Yvette, the wife in the story, tries her best to submit to her husband, Luke, but he keeps demanding more. (Ironically, as is true to life, many times he chooses more abusive behavior when she is submitting, which shows the abuse is based on his perception, feelings and beliefs, and not on her submission.) Her mother and her friend Delores help her see Luke's Bible interpretation is lopsided and ignores the directives to husbands. The clarity Yvette gains at times becomes clouded with confusion in the face of Luke's demands and indoctrination. But one day what the Bible teaches begins to click. Although she still deals with moments of self-doubt, her focus shifts to helping her husband stop sinning against her while at the same time being careful to not fall into sin herself. She also looks for re-teaching moments with her two sons, and is available to offer protection to her frightened and clingy daughter. But the more Yvette extricates herself from Luke's stranglehold, the angrier and more desperate he becomes. Yvette learns to seek resources from church and community to help her navigate her dealings with a man who is attempting a hostile takeover of her innermost being. But even when Yvette appears to win, is the battle really over?
For more information about abuse, and to read the first chapter, visit my website at www.wanetadawn.com
Is Someone You Care About Experiencing Marital Abuse?
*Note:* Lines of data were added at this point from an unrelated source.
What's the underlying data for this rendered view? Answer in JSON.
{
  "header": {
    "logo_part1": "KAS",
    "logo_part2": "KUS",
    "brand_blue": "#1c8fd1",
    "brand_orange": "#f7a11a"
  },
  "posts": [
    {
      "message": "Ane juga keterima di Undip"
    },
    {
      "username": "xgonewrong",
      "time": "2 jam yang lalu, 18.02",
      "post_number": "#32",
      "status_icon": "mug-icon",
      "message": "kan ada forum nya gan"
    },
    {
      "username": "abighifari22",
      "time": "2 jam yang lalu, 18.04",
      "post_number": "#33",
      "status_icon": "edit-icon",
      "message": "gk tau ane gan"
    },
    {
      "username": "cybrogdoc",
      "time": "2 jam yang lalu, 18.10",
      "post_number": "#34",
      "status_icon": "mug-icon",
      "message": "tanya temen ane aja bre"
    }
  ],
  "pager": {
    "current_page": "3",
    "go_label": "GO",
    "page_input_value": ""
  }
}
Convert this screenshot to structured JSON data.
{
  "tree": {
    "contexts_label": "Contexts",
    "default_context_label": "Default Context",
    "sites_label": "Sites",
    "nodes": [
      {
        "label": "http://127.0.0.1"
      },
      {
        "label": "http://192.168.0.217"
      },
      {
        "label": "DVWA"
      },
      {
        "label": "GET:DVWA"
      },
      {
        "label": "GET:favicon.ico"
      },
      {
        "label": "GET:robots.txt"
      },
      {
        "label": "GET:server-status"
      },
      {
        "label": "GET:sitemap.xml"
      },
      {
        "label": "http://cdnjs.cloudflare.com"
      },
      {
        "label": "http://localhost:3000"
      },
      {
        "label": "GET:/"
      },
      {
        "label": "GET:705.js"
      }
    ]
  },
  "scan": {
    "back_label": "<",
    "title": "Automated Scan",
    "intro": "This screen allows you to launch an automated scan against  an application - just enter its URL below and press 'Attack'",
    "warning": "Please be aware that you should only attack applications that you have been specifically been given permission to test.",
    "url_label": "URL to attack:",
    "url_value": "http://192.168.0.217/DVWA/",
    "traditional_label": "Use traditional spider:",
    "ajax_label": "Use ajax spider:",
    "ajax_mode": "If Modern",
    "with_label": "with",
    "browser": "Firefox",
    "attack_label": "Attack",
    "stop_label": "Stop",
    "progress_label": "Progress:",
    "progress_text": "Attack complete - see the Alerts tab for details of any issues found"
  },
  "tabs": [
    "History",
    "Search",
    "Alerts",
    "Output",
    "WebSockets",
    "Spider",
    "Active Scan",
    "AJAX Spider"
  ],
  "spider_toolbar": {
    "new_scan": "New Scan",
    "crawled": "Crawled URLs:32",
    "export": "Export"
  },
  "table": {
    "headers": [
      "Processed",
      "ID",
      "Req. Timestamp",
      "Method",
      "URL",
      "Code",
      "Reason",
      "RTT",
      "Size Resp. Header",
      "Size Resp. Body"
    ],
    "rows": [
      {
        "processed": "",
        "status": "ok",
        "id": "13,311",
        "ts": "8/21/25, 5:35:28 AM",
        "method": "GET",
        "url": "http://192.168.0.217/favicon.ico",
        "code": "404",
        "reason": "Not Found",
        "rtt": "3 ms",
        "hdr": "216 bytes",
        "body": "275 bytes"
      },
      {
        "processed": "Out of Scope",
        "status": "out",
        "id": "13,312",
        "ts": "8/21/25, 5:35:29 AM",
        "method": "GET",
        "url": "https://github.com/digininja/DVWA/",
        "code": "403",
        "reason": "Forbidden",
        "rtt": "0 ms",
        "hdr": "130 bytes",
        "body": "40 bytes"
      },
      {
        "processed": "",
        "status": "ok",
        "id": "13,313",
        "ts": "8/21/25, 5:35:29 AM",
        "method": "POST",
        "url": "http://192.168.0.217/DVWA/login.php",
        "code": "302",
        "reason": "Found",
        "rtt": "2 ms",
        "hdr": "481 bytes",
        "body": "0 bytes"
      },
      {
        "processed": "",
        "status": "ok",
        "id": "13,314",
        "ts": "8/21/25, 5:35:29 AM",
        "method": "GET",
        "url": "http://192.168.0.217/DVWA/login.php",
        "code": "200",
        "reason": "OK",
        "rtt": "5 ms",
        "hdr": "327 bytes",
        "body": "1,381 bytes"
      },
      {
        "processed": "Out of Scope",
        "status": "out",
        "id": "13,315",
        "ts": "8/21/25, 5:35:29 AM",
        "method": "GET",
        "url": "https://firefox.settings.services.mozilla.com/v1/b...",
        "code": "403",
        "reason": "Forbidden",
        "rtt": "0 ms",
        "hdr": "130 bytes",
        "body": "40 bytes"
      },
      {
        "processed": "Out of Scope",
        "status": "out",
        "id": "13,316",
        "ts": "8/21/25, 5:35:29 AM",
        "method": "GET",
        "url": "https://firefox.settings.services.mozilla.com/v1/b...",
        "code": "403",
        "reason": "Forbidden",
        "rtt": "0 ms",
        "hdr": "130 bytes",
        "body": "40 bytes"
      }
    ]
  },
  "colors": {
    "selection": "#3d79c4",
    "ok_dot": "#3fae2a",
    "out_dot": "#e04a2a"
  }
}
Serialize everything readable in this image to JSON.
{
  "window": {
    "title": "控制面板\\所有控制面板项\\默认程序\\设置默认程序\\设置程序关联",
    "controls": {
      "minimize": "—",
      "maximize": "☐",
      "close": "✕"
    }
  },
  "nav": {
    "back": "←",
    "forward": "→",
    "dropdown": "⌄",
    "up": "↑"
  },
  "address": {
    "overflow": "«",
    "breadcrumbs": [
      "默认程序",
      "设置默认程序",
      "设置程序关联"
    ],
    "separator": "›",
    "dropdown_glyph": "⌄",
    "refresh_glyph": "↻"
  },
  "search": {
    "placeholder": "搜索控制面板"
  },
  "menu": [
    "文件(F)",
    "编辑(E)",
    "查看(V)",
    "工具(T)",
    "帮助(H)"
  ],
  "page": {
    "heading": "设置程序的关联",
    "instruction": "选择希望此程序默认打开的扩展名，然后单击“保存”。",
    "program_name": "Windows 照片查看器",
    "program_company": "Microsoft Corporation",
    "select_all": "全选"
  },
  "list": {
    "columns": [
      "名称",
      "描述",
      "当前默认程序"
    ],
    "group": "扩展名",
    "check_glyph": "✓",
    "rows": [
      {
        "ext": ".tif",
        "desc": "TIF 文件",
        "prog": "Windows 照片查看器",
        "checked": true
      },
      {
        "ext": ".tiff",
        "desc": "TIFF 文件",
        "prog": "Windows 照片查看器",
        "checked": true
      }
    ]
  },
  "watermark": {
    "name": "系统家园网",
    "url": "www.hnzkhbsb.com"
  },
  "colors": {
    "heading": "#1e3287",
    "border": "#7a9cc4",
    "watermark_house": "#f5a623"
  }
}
Aug 23, 2008
Are you, or is someone you care about, experiencing marital abuse and you just don't know what to do or how you can help?
In this fictional account of an abusive marriage within a Christian context, Waneta Dawn has done an amazing job of exploring the dynamics of such a relationship (and the effects of it upon the entire family). It is written with God given insight, sensitivity and compassion.
In addition to being a good read (with a completely surprise ending!), the story portrays biblical guidance for women experiencing abuse that has not escalated into violence as yet.